What he meant was that, when we tell lies, we do it because we are afraid of what other people would think of us, or do to us, if they knew the truth; but although we know that God reads our hearts and hates all untruthfulness, we do not mind. We would rather please men than please God; we do not mind offending God by lying, but we are afraid of offending men, by telling the truth.
Fear of men is, then, the first motive for telling lies. The naughty boy at school tries to escape punishment by lying. `Please, `Sir’ says to the master, `I did not do it.’ The servant who has taken something is afraid of his master’s anger; so he lies, and says another servant did it. The child who has stolen some cakes is afraid her mother will punish her; so she lies ad says the rats ate them up. When we have done something silly, and are afraid people will laugh at it if they fid it out, we deny it, ad say we never did it. So liars are generally cowards. It often takes courage to tell the plain truth. So the proverb says, `tell the truth, and shame the devil.’
But all lying is not due to fear. People often tell lies from greed, to get money; or from ambition, to get power and place’ or from desire to get grand and fashionable friends. The dishonest shop man tells lies when he says his inferior goods are the best on the market, because he wants to make money quickly. The politician tells lies at elections, to persuade people to make him a member of the Legislative Assembly. And some poor people of low birth tell lies by pretending to be rich and related to lords, in order to get into fashionable society.

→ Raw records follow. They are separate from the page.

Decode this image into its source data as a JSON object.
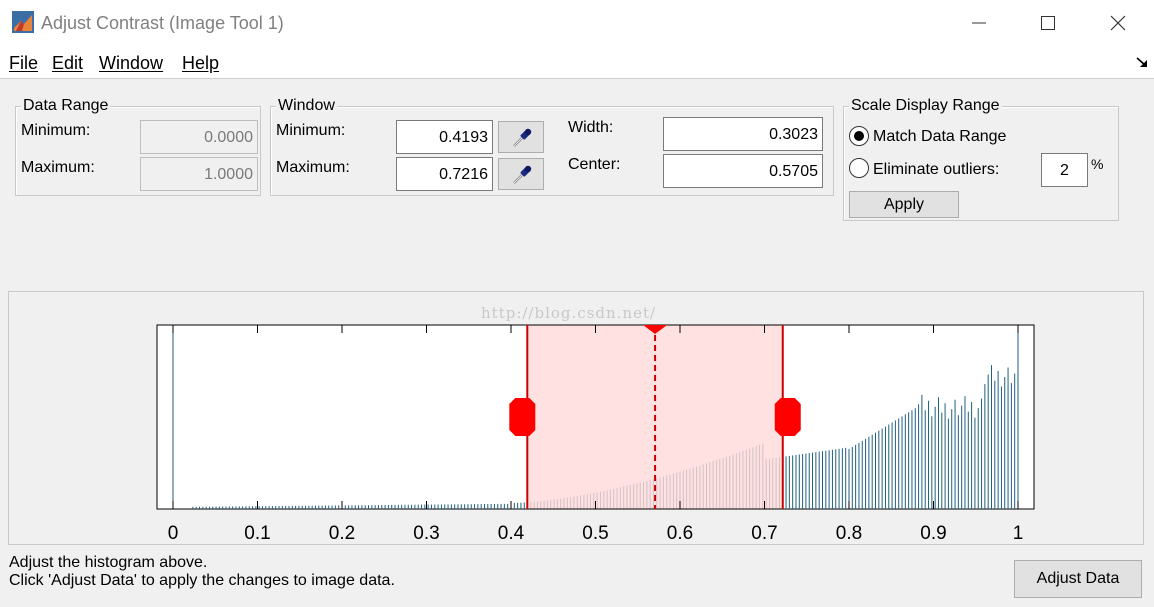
{
  "window": {
    "title": "Adjust Contrast (Image Tool 1)"
  },
  "menu": {
    "items": [
      "File",
      "Edit",
      "Window",
      "Help"
    ]
  },
  "data_range": {
    "title": "Data Range",
    "minimum_label": "Minimum:",
    "minimum_value": "0.0000",
    "maximum_label": "Maximum:",
    "maximum_value": "1.0000"
  },
  "window_group": {
    "title": "Window",
    "minimum_label": "Minimum:",
    "minimum_value": "0.4193",
    "maximum_label": "Maximum:",
    "maximum_value": "0.7216",
    "width_label": "Width:",
    "width_value": "0.3023",
    "center_label": "Center:",
    "center_value": "0.5705"
  },
  "scale_display": {
    "title": "Scale Display Range",
    "match_label": "Match Data Range",
    "match_selected": true,
    "eliminate_label": "Eliminate outliers:",
    "eliminate_selected": false,
    "outlier_value": "2",
    "percent_symbol": "%",
    "apply_label": "Apply"
  },
  "watermark": "http://blog.csdn.net/",
  "histogram": {
    "x_ticks": [
      "0",
      "0.1",
      "0.2",
      "0.3",
      "0.4",
      "0.5",
      "0.6",
      "0.7",
      "0.8",
      "0.9",
      "1"
    ],
    "window_min": 0.4193,
    "window_max": 0.7216,
    "window_center": 0.5705,
    "bar_color": "#1f5f7f",
    "window_fill": "#ffdada",
    "window_edge": "#cc0000",
    "handle_color": "#ff0000"
  },
  "status": {
    "line1": "Adjust the histogram above.",
    "line2": "Click 'Adjust Data' to apply the changes to image data."
  },
  "adjust_data_label": "Adjust Data",
  "icons": {
    "app": "matlab-icon",
    "minimize": "minimize-icon",
    "maximize": "maximize-icon",
    "close": "close-icon",
    "dock": "dock-arrow-icon",
    "eyedropper": "eyedropper-icon"
  }
}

Lying is a bad habit; indeed, it is one of the very worst of bad habits. And it is one that we can easily get into, if we do not take care. It may pay for a time, but in the end it brings shame, unhappiness and much sorrow. No one trusts a known liar, and no one wants him as a friend. Telling the truth pays the best.